What is needed
The entries follow. Copy every line in which "Company" appears.

+ + + +

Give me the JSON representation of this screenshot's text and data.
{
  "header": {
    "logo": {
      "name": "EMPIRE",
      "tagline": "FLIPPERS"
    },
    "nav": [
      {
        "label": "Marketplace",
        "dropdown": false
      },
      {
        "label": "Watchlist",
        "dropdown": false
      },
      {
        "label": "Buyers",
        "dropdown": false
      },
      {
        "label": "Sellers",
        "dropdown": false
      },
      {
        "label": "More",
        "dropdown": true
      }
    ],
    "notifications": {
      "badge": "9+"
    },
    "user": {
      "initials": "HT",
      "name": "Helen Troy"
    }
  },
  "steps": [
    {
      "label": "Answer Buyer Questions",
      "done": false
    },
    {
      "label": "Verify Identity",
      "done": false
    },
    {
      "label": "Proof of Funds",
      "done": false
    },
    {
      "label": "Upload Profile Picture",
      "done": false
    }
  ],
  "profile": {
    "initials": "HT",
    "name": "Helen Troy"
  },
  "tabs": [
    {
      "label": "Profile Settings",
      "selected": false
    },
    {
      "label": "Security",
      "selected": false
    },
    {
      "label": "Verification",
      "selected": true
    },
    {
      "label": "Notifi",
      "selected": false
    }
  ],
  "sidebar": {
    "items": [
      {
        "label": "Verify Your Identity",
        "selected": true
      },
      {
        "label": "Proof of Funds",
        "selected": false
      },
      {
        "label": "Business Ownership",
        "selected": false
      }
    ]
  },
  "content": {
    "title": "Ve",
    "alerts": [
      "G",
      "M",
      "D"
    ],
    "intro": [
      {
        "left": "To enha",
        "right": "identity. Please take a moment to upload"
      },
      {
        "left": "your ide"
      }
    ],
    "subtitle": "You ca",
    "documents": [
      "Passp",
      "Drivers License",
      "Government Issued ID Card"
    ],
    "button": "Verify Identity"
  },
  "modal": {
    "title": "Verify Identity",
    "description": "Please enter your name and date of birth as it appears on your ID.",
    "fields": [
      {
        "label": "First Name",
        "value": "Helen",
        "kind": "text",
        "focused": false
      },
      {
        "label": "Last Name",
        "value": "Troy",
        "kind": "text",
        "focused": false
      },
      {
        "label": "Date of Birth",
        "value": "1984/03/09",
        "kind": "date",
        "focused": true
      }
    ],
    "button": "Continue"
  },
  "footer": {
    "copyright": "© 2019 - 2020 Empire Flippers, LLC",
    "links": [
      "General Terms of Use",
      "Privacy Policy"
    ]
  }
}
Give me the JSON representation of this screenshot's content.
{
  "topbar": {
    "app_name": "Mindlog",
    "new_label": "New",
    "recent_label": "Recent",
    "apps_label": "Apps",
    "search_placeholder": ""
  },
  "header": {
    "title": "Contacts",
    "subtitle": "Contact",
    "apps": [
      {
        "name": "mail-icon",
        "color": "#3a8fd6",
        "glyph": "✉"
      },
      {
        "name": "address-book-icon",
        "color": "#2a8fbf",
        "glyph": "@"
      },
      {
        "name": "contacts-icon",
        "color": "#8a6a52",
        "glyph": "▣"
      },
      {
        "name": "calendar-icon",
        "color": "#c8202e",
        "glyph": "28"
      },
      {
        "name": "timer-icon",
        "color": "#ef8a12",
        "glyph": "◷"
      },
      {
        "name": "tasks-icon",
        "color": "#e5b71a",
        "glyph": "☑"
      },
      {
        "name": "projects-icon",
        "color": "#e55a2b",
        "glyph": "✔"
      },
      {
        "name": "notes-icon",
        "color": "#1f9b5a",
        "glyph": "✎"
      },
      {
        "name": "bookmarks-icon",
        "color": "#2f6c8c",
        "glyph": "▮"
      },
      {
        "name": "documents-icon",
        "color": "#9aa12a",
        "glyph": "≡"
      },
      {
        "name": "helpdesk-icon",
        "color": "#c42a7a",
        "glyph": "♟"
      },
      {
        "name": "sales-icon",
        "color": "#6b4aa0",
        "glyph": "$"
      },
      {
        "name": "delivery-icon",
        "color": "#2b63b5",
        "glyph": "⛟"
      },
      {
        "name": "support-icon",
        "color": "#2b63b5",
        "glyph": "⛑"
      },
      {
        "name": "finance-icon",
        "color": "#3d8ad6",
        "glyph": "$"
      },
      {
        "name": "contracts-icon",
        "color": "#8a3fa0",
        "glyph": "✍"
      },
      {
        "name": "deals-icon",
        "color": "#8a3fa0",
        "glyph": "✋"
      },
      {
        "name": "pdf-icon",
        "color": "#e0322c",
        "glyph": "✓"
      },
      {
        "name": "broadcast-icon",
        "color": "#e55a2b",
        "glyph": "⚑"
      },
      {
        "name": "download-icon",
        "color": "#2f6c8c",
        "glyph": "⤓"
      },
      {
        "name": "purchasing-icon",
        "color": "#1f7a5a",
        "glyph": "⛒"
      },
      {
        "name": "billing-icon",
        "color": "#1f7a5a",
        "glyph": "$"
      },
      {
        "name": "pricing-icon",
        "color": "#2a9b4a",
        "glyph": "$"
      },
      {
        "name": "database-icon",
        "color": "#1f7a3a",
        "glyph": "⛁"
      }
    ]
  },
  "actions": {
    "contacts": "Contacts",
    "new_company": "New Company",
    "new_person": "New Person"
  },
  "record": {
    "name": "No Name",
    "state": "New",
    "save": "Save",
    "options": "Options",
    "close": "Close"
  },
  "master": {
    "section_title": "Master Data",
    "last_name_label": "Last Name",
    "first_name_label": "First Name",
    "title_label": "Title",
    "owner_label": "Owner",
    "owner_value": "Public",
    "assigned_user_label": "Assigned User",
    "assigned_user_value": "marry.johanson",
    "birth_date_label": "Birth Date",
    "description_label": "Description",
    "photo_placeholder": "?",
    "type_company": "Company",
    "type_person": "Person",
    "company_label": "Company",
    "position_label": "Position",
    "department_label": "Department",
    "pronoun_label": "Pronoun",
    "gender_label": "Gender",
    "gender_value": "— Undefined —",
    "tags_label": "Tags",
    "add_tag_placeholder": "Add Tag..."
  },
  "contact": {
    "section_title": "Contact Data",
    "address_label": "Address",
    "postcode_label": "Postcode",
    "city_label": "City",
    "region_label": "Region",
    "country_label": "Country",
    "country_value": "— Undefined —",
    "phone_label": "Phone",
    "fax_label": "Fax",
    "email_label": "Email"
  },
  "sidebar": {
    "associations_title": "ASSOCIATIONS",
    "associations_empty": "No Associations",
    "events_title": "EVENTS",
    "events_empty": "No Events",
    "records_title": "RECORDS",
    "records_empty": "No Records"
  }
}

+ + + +

Response area
    "new_company": "New Company",
    "type_company": "Company",
    "company_label": "Company",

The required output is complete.